Asked by one of their children: "Sometimes is motherhood so hard that you wish you were a dad?" (Ha! It is so hard, but I don't wish I were a dad.) Linda said that motherhood is like being pecked to death by a duck.
Anyway. Here are some of their secrets.
1. Be your own kind of best mom.
We have to figure out our own talents and abilities. We were given the children that we have for a specific reason. Other children are not like ours, and we are not like other mothers, either. None is better than another, we just need to capitalize on what we do best.
At a gathering where a man was bragging about his children's many accomplishments, one older gentleman who was not given to many words stood and said, "God must not have thought much of you as a parent, sending you all those easy kids!" (Ha! again.)
2. Have an infrastructure
They recommend developing a family mission statement. It could be as simple as one word, or a paragraph. Involve the whole family if possible. It unifies us and makes us feel like we're part of something bigger than ourselves.
Examples: Broaden & Contribute
Family dinners, family prayers, family home evenings, and family meetings are all part of a family infrastructure where each member is a valued part of a whole.

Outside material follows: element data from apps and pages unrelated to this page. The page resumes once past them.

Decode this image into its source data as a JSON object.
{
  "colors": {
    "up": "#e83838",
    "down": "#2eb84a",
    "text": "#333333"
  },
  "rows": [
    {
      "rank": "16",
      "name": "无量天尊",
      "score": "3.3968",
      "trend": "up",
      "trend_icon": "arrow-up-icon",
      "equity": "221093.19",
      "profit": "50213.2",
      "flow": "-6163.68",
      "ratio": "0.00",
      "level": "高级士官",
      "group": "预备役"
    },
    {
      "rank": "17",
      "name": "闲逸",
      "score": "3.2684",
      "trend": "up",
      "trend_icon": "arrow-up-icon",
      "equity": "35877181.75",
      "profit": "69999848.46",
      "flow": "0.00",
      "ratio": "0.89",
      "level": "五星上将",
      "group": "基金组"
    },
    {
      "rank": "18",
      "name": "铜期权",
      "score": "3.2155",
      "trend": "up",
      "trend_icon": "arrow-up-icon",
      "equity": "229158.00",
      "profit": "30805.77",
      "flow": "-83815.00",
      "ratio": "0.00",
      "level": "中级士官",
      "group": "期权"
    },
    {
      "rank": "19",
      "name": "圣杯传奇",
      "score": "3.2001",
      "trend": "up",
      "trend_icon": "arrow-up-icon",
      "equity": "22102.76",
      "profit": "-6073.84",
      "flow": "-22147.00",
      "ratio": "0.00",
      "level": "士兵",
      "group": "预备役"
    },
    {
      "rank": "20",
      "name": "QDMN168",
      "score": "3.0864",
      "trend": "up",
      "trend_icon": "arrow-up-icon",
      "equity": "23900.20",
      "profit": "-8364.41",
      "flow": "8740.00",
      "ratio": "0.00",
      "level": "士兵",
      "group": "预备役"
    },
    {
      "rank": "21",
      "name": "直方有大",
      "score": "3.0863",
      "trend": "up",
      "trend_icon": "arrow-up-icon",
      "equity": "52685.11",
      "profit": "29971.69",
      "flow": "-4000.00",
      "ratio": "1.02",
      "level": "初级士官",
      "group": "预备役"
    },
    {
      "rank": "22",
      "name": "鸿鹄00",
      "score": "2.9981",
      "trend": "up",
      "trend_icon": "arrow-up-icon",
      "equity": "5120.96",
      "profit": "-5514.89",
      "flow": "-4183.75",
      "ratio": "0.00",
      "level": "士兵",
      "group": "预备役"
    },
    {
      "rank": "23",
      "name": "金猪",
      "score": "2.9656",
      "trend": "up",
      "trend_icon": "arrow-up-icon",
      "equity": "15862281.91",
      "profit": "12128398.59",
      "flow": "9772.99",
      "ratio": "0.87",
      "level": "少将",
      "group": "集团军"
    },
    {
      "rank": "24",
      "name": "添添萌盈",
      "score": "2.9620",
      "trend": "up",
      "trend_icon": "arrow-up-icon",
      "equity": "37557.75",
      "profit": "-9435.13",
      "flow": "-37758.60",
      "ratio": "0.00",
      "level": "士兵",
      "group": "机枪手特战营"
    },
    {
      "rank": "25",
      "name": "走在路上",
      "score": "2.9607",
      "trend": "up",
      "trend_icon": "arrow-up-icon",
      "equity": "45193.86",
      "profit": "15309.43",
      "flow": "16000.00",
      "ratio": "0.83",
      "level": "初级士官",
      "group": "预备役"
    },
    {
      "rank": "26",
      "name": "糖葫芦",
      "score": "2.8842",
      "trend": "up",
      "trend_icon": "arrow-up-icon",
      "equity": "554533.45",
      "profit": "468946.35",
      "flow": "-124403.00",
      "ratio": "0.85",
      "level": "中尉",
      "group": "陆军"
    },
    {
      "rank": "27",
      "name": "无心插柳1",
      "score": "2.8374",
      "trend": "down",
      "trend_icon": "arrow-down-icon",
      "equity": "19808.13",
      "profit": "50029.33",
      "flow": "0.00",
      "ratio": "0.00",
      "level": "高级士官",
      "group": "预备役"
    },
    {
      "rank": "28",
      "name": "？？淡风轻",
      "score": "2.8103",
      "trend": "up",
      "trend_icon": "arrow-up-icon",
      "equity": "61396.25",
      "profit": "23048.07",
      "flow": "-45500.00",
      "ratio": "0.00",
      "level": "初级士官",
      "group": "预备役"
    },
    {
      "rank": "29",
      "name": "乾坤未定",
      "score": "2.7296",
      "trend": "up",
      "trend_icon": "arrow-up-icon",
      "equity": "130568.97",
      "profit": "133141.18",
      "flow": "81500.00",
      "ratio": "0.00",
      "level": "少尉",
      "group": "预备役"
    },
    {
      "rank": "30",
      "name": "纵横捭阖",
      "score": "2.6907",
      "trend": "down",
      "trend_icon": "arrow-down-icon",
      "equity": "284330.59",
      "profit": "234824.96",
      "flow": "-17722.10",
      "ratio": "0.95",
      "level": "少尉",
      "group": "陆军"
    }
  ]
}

3. Give ownership
Give children ownership of their goals, arguments, etc.
Ask your children what decisions they can make in advance that can positively impact their lives. Have them write them down and sign their names.
Set family goals together.
Invite children to set their own goals. Examples from their family: get only 3 cavities, be 15% nicer (!)
They had a "repentance bench" where arguing siblings would have to sit together until they could figure out what they personally had done wrong, tell their parents what they had done wrong, and apologize to each other. It was the single most coveted item when the parents sold their house.
4. Formalize family traditions
Whatever traditions you have or would like to have, formalize them. Write them down. Make sure you always do them. These often create the fondest memories in the home.
5. Teach kids to work
They recommend the book The Parenting Breakthrough.
Shawni decided to make certificates, so that when a child became a "certified toilet cleaner,"etc., he or she would be qualified to train a younger sibling.
Don't assume that your children know what their jobs are, even if you have told them a million times.
Print them out.
Remember that we are all in the trenches. No matter how difficult our trenches are, they are customized trenches for us.
We will all develop our own parenting secrets as we listen to our children, know their needs, and become our own best kind of moms.
Watch out for those magical everyday moments.
"I wish I had treasured the doing a little more, and the getting it done a little less." (This should probably be my parenting mantra.)